Recently I was asked what my first digital camera was. It was the Kodak DCS 200. I started using this camera back in 1994. This was really the bleeding edge of photography technology at the time. It was made by Kodak but was based on a film body, the NIKON 8008S. At the time my main body was a Nikon F4 and I had a N8008s as a backup.
The Kodak DCS 200 images were a massive 1.54MP each. Not much by todays standards but it was incredible back in the mid 90's. The Nikon body and the Kodak back were 2 completely separate pieces. The body could be easily separated from the back and a standard film back could be attached and the camera could shoot film again. Also this is before there were LCD’s on the back to check focus and exposure. It was common to return from a shoot and see my images come up on the screen and they would be purple or black because of the buggy software. Images that were missing because of a hardware error was also a common problem. A Kodak dye sublimation printer was hooked up to my Mac workstation for producing 8 x 10 prints. The prints were limited by the low resolution of the camera but they got the job done.
I took to digital like a fish to water. I had a great deal of experience at custom printing color and B&W negatives. I am still comfortable in total darkness, kinda miss the old days. As much as I miss the nostalgia of film once you got a taste of digital it was obvious the film workflow was limited. With analog imaging making a comeback I have jumped on the bandwagon and I occasionally shoot film and have been shooting a lot of polaroid.
If you have less then ten years in photography you might have trouble realizing just how the early days of digital were so earth shattering. Being able to have a print just a few minutes after a shoot was unbelievable. But I must say the equipment was very unreliable. Batteries never seemed to last as long as advertised. One of my cameras the battery would occasionally go from full to dead in seconds. The hard drives in the cameras always seemed to have bad blocks of data that ruined the images.

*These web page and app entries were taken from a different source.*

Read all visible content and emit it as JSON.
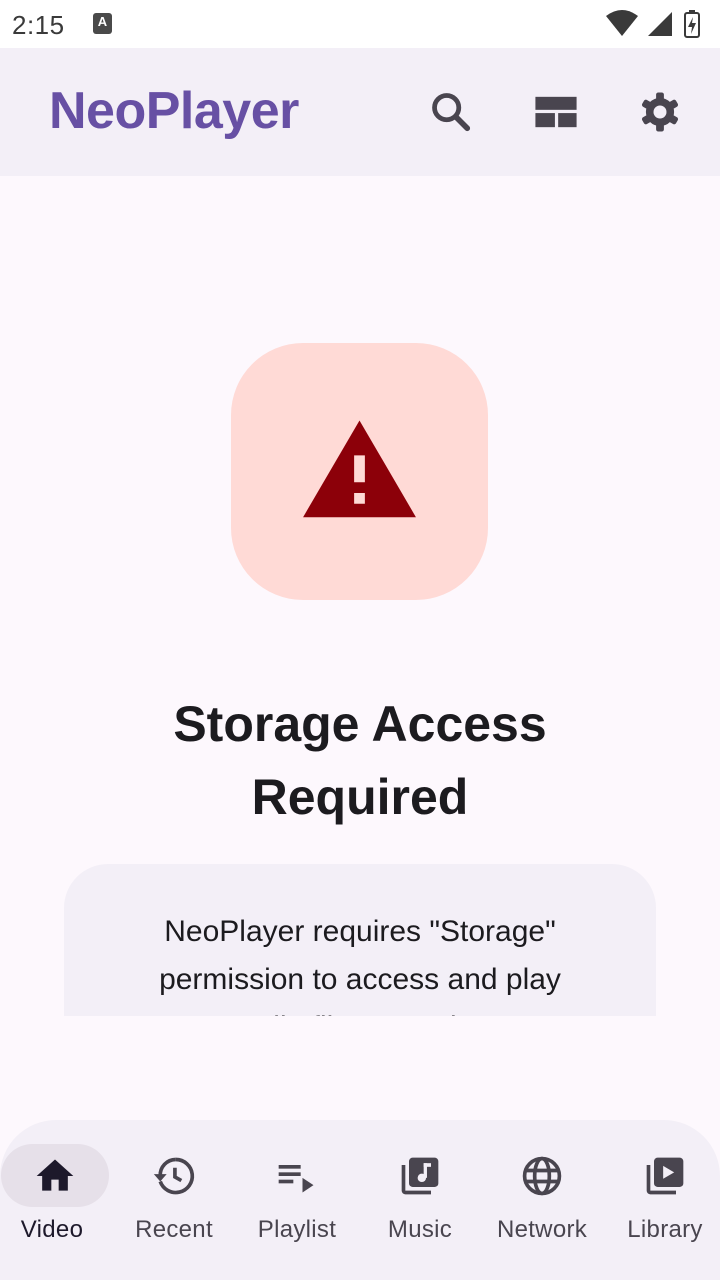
{
  "status_bar": {
    "time": "2:15",
    "notification_badge": "A",
    "icons": [
      "wifi-icon",
      "cellular-signal-icon",
      "battery-icon"
    ]
  },
  "app_bar": {
    "title": "NeoPlayer",
    "actions": [
      "search-icon",
      "view-layout-icon",
      "settings-gear-icon"
    ]
  },
  "permission": {
    "icon": "warning-icon",
    "heading_line1": "Storage Access",
    "heading_line2": "Required",
    "message_line1": "NeoPlayer requires \"Storage\"",
    "message_line2": "permission to access and play",
    "message_line3": "media files stored on"
  },
  "bottom_nav": {
    "selected": "Video",
    "items": [
      {
        "label": "Video",
        "icon": "home-icon"
      },
      {
        "label": "Recent",
        "icon": "history-icon"
      },
      {
        "label": "Playlist",
        "icon": "playlist-play-icon"
      },
      {
        "label": "Music",
        "icon": "music-library-icon"
      },
      {
        "label": "Network",
        "icon": "globe-icon"
      },
      {
        "label": "Library",
        "icon": "video-library-icon"
      }
    ]
  },
  "colors": {
    "brand": "#6750a4",
    "warning_bg": "#ffdad6",
    "warning_icon": "#8c0009",
    "surface": "#f3eff7",
    "nav_indicator": "#e6e0e9"
  }
}
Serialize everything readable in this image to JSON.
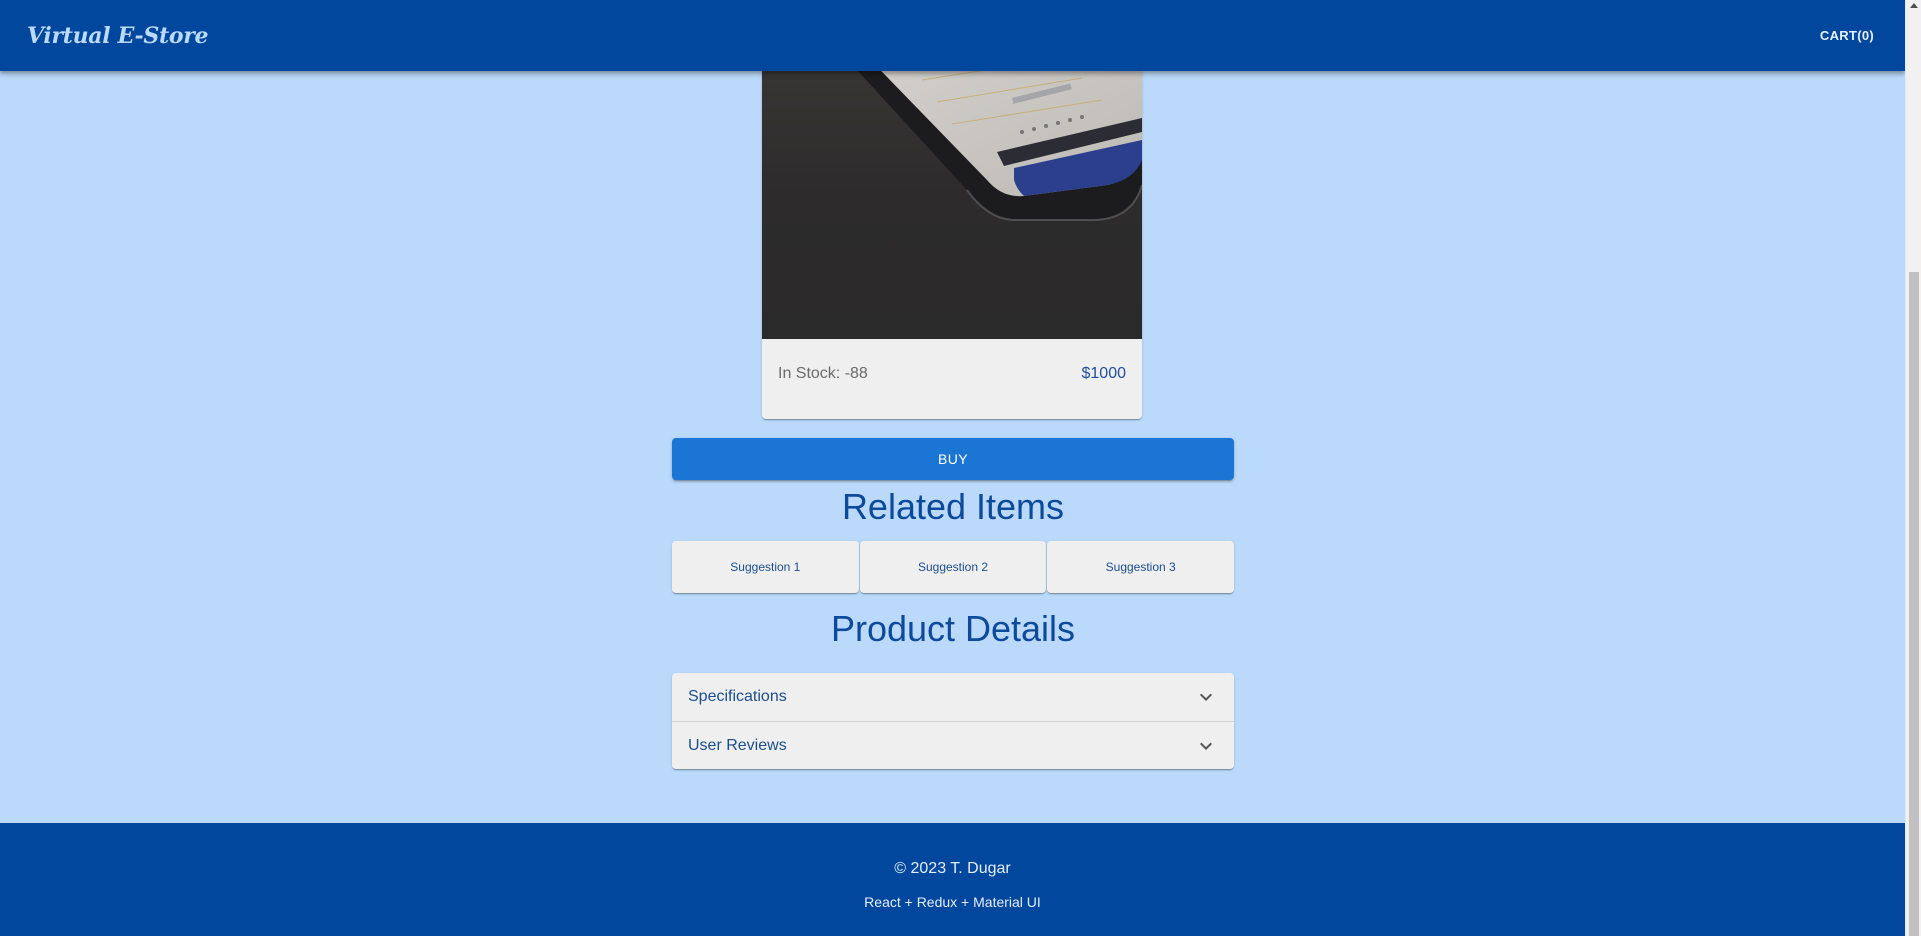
{
  "header": {
    "brand": "Virtual E-Store",
    "cart_label": "CART(0)"
  },
  "product": {
    "image_icon": "tablet-photo",
    "stock_label": "In Stock: -88",
    "price": "$1000",
    "buy_label": "BUY"
  },
  "related": {
    "title": "Related Items",
    "items": [
      {
        "label": "Suggestion 1"
      },
      {
        "label": "Suggestion 2"
      },
      {
        "label": "Suggestion 3"
      }
    ]
  },
  "details": {
    "title": "Product Details",
    "sections": [
      {
        "label": "Specifications",
        "icon": "chevron-down-icon"
      },
      {
        "label": "User Reviews",
        "icon": "chevron-down-icon"
      }
    ]
  },
  "footer": {
    "copyright": "© 2023 T. Dugar",
    "stack": "React + Redux + Material UI"
  },
  "colors": {
    "appbar": "#01479d",
    "background": "#bbdafb",
    "button": "#1b75d4",
    "heading": "#0e4a9c"
  }
}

If you have a digital camera that is over 10 years old I say get it out and shoot a few images with it and compare it to your latest camera. We have come a long way in a short period of time.